-- The records --
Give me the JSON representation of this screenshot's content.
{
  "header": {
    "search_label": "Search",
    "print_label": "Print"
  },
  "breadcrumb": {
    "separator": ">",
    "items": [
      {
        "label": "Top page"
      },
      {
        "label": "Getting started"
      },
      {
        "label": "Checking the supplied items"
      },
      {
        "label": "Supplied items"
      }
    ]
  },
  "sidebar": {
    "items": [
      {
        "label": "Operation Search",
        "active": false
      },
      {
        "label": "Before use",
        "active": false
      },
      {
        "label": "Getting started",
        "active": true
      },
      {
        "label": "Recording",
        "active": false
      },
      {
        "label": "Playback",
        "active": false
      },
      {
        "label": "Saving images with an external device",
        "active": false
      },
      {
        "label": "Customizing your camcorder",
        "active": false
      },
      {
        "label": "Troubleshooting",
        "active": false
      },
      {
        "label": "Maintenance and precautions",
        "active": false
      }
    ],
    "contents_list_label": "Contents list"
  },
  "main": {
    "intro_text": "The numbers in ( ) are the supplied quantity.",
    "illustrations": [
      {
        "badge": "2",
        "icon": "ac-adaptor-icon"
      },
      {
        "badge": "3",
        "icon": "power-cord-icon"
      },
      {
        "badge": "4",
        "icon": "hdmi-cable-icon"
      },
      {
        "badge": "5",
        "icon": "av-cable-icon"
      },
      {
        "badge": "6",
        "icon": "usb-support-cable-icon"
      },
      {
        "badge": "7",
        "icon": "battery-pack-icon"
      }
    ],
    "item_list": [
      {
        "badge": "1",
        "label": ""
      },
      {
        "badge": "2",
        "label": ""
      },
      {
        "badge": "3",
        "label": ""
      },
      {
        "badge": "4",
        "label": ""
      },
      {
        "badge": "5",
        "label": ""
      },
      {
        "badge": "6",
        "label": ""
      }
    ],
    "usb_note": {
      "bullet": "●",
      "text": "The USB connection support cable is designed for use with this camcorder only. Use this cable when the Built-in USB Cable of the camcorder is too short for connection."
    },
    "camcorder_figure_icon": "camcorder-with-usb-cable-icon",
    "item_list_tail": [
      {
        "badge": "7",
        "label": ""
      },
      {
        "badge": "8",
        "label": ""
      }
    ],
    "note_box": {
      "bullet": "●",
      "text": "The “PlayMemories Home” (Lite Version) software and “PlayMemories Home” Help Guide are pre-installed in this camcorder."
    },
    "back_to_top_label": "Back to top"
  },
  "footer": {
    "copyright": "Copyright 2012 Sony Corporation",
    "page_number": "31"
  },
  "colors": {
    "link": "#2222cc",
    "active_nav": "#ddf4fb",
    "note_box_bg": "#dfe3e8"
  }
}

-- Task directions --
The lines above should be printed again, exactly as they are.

-- Response area --
Give me the JSON representation of this screenshot's content.
{
  "header": {
    "search_label": "Search",
    "print_label": "Print"
  },
  "breadcrumb": {
    "separator": ">",
    "items": [
      {
        "label": "Top page"
      },
      {
        "label": "Getting started"
      },
      {
        "label": "Checking the supplied items"
      },
      {
        "label": "Supplied items"
      }
    ]
  },
  "sidebar": {
    "items": [
      {
        "label": "Operation Search",
        "active": false
      },
      {
        "label": "Before use",
        "active": false
      },
      {
        "label": "Getting started",
        "active": true
      },
      {
        "label": "Recording",
        "active": false
      },
      {
        "label": "Playback",
        "active": false
      },
      {
        "label": "Saving images with an external device",
        "active": false
      },
      {
        "label": "Customizing your camcorder",
        "active": false
      },
      {
        "label": "Troubleshooting",
        "active": false
      },
      {
        "label": "Maintenance and precautions",
        "active": false
      }
    ],
    "contents_list_label": "Contents list"
  },
  "main": {
    "intro_text": "The numbers in ( ) are the supplied quantity.",
    "illustrations": [
      {
        "badge": "2",
        "icon": "ac-adaptor-icon"
      },
      {
        "badge": "3",
        "icon": "power-cord-icon"
      },
      {
        "badge": "4",
        "icon": "hdmi-cable-icon"
      },
      {
        "badge": "5",
        "icon": "av-cable-icon"
      },
      {
        "badge": "6",
        "icon": "usb-support-cable-icon"
      },
      {
        "badge": "7",
        "icon": "battery-pack-icon"
      }
    ],
    "item_list": [
      {
        "badge": "1",
        "label": ""
      },
      {
        "badge": "2",
        "label": ""
      },
      {
        "badge": "3",
        "label": ""
      },
      {
        "badge": "4",
        "label": ""
      },
      {
        "badge": "5",
        "label": ""
      },
      {
        "badge": "6",
        "label": ""
      }
    ],
    "usb_note": {
      "bullet": "●",
      "text": "The USB connection support cable is designed for use with this camcorder only. Use this cable when the Built-in USB Cable of the camcorder is too short for connection."
    },
    "camcorder_figure_icon": "camcorder-with-usb-cable-icon",
    "item_list_tail": [
      {
        "badge": "7",
        "label": ""
      },
      {
        "badge": "8",
        "label": ""
      }
    ],
    "note_box": {
      "bullet": "●",
      "text": "The “PlayMemories Home” (Lite Version) software and “PlayMemories Home” Help Guide are pre-installed in this camcorder."
    },
    "back_to_top_label": "Back to top"
  },
  "footer": {
    "copyright": "Copyright 2012 Sony Corporation",
    "page_number": "31"
  },
  "colors": {
    "link": "#2222cc",
    "active_nav": "#ddf4fb",
    "note_box_bg": "#dfe3e8"
  }
}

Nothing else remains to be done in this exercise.